Last week I had the pleasure of joining Senior Research Scientist, Steve Archer to Ocean Point just five minutes from the laboratory. We were looking for coralline algae that had washed ashore and deposited their white segmented calcium carbonate “skeletons.”
Throughout our discussions we noticed an interesting intersection between my work with printmaking (specifically the etching of copper with ferric chloride) and Steve’s recent work with ocean acidification. After looking at some SEM (Scanning Electron Microscope) images of the effects of rising ocean acidity levels on small crustaceans, snails and other calcium carbonate depositing life forms, I wondered what types of chance patterns the acidic ocean water would produce on left behind shells or “skeletons” (I’m using this in quotations because I am not entirely sure it’s an accurate word to describe the structures left behind by coralline algae).

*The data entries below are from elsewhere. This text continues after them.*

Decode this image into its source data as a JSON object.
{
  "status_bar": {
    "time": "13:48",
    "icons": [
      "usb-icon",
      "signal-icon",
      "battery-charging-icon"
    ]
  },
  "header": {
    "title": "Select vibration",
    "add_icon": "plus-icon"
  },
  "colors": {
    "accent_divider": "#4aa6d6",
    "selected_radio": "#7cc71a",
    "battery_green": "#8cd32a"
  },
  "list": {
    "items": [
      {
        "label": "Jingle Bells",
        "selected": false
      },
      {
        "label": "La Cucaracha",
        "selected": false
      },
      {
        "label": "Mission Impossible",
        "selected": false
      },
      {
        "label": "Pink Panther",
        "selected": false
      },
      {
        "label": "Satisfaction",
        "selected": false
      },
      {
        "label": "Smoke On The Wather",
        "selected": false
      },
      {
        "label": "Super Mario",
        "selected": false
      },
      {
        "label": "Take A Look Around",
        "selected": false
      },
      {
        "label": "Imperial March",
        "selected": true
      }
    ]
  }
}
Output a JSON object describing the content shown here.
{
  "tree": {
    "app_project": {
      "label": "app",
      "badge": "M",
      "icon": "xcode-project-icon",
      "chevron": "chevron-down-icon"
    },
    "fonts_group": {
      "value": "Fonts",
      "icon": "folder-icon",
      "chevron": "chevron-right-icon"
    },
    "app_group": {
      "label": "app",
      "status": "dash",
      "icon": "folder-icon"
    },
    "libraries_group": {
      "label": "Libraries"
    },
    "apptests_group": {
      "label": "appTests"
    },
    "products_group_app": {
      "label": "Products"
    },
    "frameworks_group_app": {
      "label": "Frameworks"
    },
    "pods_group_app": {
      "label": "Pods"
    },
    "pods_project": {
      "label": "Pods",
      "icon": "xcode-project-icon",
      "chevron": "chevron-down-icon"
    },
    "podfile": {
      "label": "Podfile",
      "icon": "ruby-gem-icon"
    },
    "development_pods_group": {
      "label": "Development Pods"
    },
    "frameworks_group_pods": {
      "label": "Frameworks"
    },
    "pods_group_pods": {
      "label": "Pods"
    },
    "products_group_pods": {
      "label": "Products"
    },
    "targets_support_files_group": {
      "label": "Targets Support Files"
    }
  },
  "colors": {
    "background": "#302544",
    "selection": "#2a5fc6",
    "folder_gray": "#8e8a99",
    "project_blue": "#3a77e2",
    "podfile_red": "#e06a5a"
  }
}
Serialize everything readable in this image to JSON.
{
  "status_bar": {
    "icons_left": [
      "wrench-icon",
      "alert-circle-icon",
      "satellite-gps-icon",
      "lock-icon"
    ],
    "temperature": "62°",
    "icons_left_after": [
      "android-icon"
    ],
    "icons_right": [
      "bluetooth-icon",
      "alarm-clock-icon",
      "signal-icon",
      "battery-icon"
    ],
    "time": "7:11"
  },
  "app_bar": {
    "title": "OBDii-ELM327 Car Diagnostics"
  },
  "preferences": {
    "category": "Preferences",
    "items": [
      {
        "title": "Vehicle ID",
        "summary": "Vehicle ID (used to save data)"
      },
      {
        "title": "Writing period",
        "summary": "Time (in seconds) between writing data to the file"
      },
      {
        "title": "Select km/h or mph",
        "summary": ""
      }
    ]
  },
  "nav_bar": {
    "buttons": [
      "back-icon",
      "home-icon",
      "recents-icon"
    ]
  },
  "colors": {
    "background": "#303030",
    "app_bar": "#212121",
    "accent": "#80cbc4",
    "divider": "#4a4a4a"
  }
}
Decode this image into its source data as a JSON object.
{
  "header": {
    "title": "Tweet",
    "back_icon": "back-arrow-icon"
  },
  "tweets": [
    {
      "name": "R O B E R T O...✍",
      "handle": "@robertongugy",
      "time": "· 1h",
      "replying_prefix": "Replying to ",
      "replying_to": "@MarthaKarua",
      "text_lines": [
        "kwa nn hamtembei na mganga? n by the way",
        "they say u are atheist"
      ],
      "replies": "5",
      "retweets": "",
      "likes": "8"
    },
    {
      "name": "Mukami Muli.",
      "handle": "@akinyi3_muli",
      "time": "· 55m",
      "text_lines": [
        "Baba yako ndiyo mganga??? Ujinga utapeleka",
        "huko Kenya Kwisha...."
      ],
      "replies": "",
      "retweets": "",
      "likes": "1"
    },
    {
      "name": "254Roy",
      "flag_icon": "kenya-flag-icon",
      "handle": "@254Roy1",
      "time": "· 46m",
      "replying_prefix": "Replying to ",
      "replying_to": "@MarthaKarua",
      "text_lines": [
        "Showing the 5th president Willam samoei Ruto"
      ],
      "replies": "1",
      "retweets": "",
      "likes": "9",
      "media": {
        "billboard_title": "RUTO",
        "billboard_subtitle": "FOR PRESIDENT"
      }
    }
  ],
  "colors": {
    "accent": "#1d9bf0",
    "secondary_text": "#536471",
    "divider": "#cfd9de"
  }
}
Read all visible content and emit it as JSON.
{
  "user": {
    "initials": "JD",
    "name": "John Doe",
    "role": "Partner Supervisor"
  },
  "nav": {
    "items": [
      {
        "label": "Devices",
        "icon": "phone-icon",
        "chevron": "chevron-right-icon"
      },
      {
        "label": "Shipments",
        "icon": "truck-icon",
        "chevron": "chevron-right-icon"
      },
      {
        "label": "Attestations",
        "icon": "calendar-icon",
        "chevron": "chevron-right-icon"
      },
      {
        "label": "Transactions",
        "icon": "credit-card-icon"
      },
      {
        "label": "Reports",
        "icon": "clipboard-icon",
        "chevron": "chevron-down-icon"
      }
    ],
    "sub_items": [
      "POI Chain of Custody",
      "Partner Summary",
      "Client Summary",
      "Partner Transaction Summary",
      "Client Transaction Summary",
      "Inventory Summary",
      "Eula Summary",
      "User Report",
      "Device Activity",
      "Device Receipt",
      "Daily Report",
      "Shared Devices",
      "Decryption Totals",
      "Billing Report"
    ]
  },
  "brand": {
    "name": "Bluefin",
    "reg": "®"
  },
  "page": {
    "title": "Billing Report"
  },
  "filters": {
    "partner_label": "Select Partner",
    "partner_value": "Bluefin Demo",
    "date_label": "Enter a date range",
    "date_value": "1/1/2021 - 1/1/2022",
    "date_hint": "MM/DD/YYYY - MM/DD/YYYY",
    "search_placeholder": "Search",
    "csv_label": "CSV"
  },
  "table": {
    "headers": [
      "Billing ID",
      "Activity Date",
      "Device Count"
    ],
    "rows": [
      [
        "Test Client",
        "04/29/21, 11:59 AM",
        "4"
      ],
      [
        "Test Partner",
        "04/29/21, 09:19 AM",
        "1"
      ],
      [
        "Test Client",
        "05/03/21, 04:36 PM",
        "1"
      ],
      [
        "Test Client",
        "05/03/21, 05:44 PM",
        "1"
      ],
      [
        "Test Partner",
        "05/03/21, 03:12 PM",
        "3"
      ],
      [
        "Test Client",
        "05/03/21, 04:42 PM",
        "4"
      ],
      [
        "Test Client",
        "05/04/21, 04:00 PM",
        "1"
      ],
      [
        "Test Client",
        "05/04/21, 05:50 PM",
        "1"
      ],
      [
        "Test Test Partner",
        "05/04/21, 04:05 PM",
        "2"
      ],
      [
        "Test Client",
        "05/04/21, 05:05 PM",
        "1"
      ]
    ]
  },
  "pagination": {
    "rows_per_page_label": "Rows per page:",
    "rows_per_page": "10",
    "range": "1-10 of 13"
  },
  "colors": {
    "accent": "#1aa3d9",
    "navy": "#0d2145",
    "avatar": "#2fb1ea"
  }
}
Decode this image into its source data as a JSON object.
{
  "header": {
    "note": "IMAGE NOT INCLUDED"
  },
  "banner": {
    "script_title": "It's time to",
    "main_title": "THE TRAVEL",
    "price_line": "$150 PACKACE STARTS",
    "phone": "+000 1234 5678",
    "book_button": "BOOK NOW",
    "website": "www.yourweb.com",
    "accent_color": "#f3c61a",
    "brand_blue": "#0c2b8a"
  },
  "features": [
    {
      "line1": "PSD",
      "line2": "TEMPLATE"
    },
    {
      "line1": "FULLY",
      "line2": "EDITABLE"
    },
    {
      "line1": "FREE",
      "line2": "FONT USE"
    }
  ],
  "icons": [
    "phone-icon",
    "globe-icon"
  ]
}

I have recently been exposing copper plates to an acid solution that printmakers call the Edinburgh Etch (essentially ferric chloride, water and citric acid) for several days to achieve what is traditionally an undesired/over-etched plate. Instead of allowing a precisely timed and measured etch to take place, I leave the removing of the plate to happenstance…often times forgetting I put the plate in for several days. The results are typically heavily degraded plates that have been etched through in certain areas, while producing a variety of textures, patterns and lines where ink can be “expressively” wiped (by this I simply mean they are incredibly difficult to edition. Each inking/print is very different). The plates that I produced had some interesting relationships to some of the SEM images of these ocean etched shells that I mentioned previously. Thus, we had the idea of etching several different calcium carbonate structures in the same manner that I had previously etched copper with (using some different acids), and subsequently using different microscopy processes to photograph the surfaces of these structures. In turn these images will hopefully provide raw material/inspiration to start manipulating with digital and analog print processes.
Note: The implications of rising ocean acidity on the growth and development of calcium carbonate/shell bearing oceanic life forms are becoming better understood as more studies are conducted. What I have gathered is that these protective calcium carbonate structures have a more difficult time developing and under projected acidity levels and may be degraded/compromised over time. Heres an article with several SEM images that puts this in more scientific yet understandable terms…Ocean Acidity & Pteropods